**Records provided:**

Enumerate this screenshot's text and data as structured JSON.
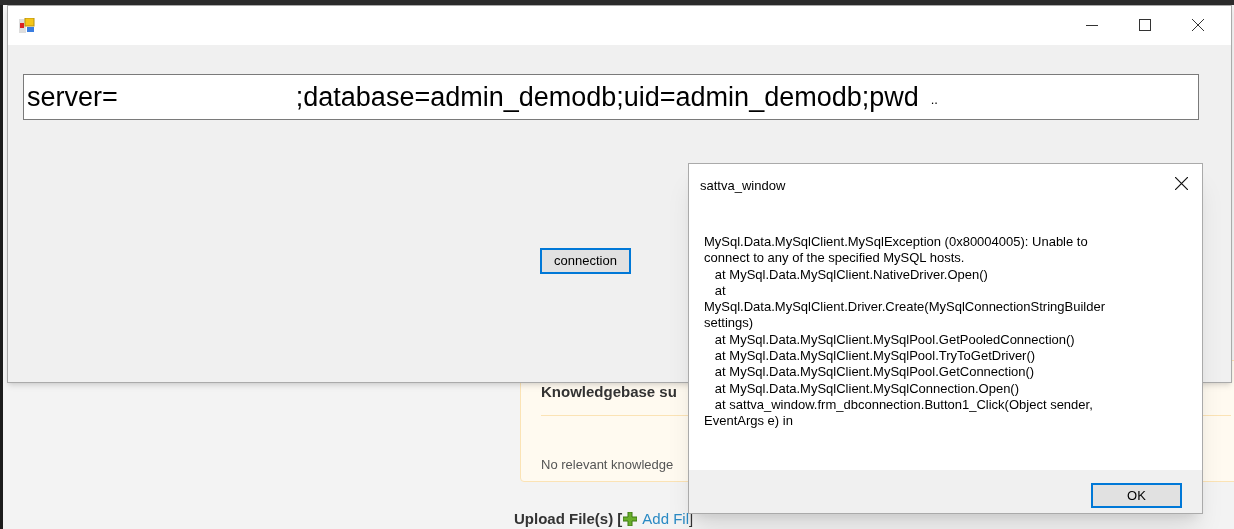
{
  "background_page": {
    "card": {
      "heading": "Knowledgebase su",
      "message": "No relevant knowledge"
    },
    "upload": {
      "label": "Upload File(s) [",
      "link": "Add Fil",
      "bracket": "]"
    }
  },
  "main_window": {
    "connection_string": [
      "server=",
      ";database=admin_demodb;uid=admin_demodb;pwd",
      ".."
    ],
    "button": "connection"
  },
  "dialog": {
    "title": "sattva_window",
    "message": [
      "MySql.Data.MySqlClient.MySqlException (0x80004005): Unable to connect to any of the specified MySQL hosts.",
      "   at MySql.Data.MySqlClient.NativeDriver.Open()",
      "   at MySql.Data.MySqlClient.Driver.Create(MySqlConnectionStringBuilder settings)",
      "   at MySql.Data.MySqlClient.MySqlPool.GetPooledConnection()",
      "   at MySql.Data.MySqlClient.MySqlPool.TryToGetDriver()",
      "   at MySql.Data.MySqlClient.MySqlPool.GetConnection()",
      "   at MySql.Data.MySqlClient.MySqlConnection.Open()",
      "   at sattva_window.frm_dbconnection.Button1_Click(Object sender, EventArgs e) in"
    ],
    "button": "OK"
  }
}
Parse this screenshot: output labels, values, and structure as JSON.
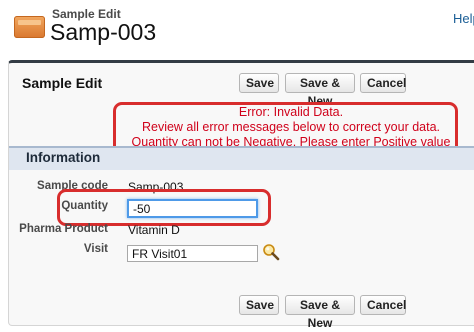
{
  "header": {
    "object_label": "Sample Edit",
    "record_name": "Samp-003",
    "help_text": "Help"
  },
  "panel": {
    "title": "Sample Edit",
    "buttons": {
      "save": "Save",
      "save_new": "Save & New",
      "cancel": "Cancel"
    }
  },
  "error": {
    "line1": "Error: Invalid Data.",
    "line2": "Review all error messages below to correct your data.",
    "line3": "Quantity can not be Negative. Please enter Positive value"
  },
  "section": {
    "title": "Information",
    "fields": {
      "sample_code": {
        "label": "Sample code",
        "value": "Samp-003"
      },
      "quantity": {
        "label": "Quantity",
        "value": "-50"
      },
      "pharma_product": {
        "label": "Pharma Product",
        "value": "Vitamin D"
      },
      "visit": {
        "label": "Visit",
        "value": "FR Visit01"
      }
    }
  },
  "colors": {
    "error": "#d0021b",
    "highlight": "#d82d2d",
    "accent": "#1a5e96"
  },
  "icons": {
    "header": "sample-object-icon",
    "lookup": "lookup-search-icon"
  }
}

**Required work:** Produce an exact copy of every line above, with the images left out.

**Response below:**
Enumerate this screenshot's text and data as structured JSON.
{
  "background_page": {
    "card": {
      "heading": "Knowledgebase su",
      "message": "No relevant knowledge"
    },
    "upload": {
      "label": "Upload File(s) [",
      "link": "Add Fil",
      "bracket": "]"
    }
  },
  "main_window": {
    "connection_string": [
      "server=",
      ";database=admin_demodb;uid=admin_demodb;pwd",
      ".."
    ],
    "button": "connection"
  },
  "dialog": {
    "title": "sattva_window",
    "message": [
      "MySql.Data.MySqlClient.MySqlException (0x80004005): Unable to connect to any of the specified MySQL hosts.",
      "   at MySql.Data.MySqlClient.NativeDriver.Open()",
      "   at MySql.Data.MySqlClient.Driver.Create(MySqlConnectionStringBuilder settings)",
      "   at MySql.Data.MySqlClient.MySqlPool.GetPooledConnection()",
      "   at MySql.Data.MySqlClient.MySqlPool.TryToGetDriver()",
      "   at MySql.Data.MySqlClient.MySqlPool.GetConnection()",
      "   at MySql.Data.MySqlClient.MySqlConnection.Open()",
      "   at sattva_window.frm_dbconnection.Button1_Click(Object sender, EventArgs e) in"
    ],
    "button": "OK"
  }
}
Parse this screenshot: output labels, values, and structure as JSON.
{
  "header": {
    "object_label": "Sample Edit",
    "record_name": "Samp-003",
    "help_text": "Help"
  },
  "panel": {
    "title": "Sample Edit",
    "buttons": {
      "save": "Save",
      "save_new": "Save & New",
      "cancel": "Cancel"
    }
  },
  "error": {
    "line1": "Error: Invalid Data.",
    "line2": "Review all error messages below to correct your data.",
    "line3": "Quantity can not be Negative. Please enter Positive value"
  },
  "section": {
    "title": "Information",
    "fields": {
      "sample_code": {
        "label": "Sample code",
        "value": "Samp-003"
      },
      "quantity": {
        "label": "Quantity",
        "value": "-50"
      },
      "pharma_product": {
        "label": "Pharma Product",
        "value": "Vitamin D"
      },
      "visit": {
        "label": "Visit",
        "value": "FR Visit01"
      }
    }
  },
  "colors": {
    "error": "#d0021b",
    "highlight": "#d82d2d",
    "accent": "#1a5e96"
  },
  "icons": {
    "header": "sample-object-icon",
    "lookup": "lookup-search-icon"
  }
}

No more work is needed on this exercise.